Of course, not all video games have rich lore and complex character relationships like Dragon Age or Final Fantasy. I’m not about to make a case for why Pac-Man is actually literary genius, as fun as that would be. But the importance of a good setup is built into video games, by virtual of just games being games.
Essentially, video games are quests. It’s all about action.
Find the thing. Do the thing. Save the thing.
You get the idea. A simple but effective mechanic designed to keep gamers butts on their seat.
That’s why role-playing games like Mass Effect, The Last of Us, and The World Ends With You are excellent at quickly establishing a goal and why it matters which is vital to the set-up of a story. This is what novels need to do.
Next time you approach your opening chapters, think of your protagonist as a player and consider implementing the following techniques:
Games know how to cut right to the chase (in some cases, literally).
The point of this, of course, is to immerse the player as quickly as possible. And, most importantly, to not be boring.

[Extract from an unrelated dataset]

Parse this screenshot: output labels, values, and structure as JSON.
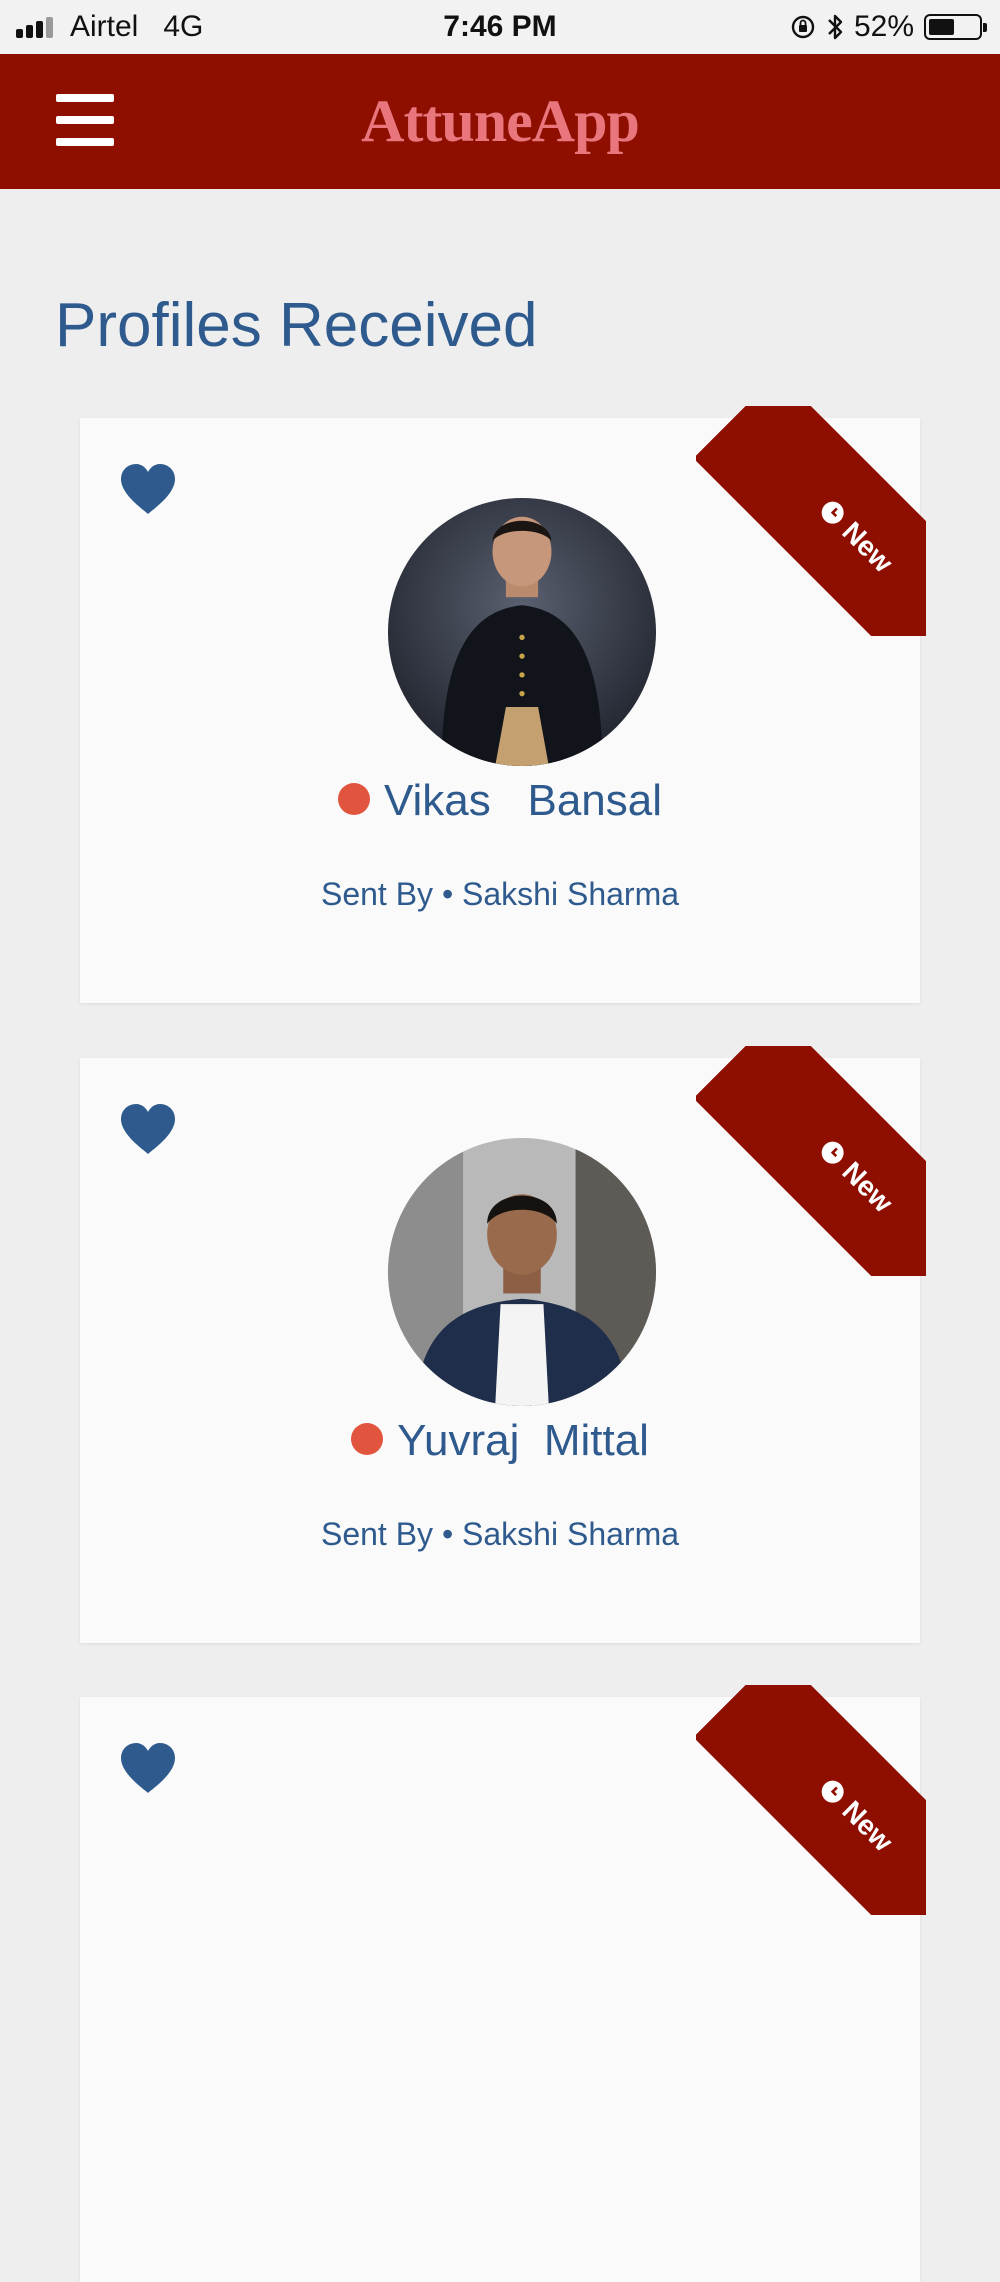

Games just give the basics, and the player learns the rest on the journey.
Another benefit of this is that it creates a mystery.
You’ll come across this a lot in my Write A Great Opener series, but in my opinion mystery is a lot more important than action in a novel’s first chapter.
Curiosity keeps a gamer gaming, in the same way it keeps a reader reading.
Only reveal what we need to know to understand the situation.
Most games, at least the ones I like to play, involve fighting some baddies.
Naturally, not all novels can or even should start this way, but something chaotic should be happening soon. This doesn’t have to be the inciting incident but it should be the first action that leads to the inciting incident.
Don’t just have internal conflict because we have no reason to care about a character’s emotions this early in the story. A balance of both is key.
As I’ve already mentioned, games have no choice but to give their players something to do, whether it’s find something, or fight something, or go someplace.
Whatever this something is, it is fundamental to the rest of the game.
While throwing chaos and mystery at our protagonist is all well and good, if our protagonist just stands there gawking and not doing anything, it’ll get old pretty fast. Give them something to do, a person to find, a conversation to have, or an objective to be met.
Not top of that, there has to be a good reason the protagonist has to do it and not some other character. The character needs a reason to be involved with the conflict.
In a video game, the player’s character usually has a power, weapon, or talent that sets them apart from the others.
A note of caution: This can back-fire. A character that’s too wonderful tends to fall into a Mary Sue or Gary Stu trap. The best advice here is don’t overthink it.
And there we have it. Three things to consider when writing those opening chapters. Have you anything to add? Is there more video games can teach us?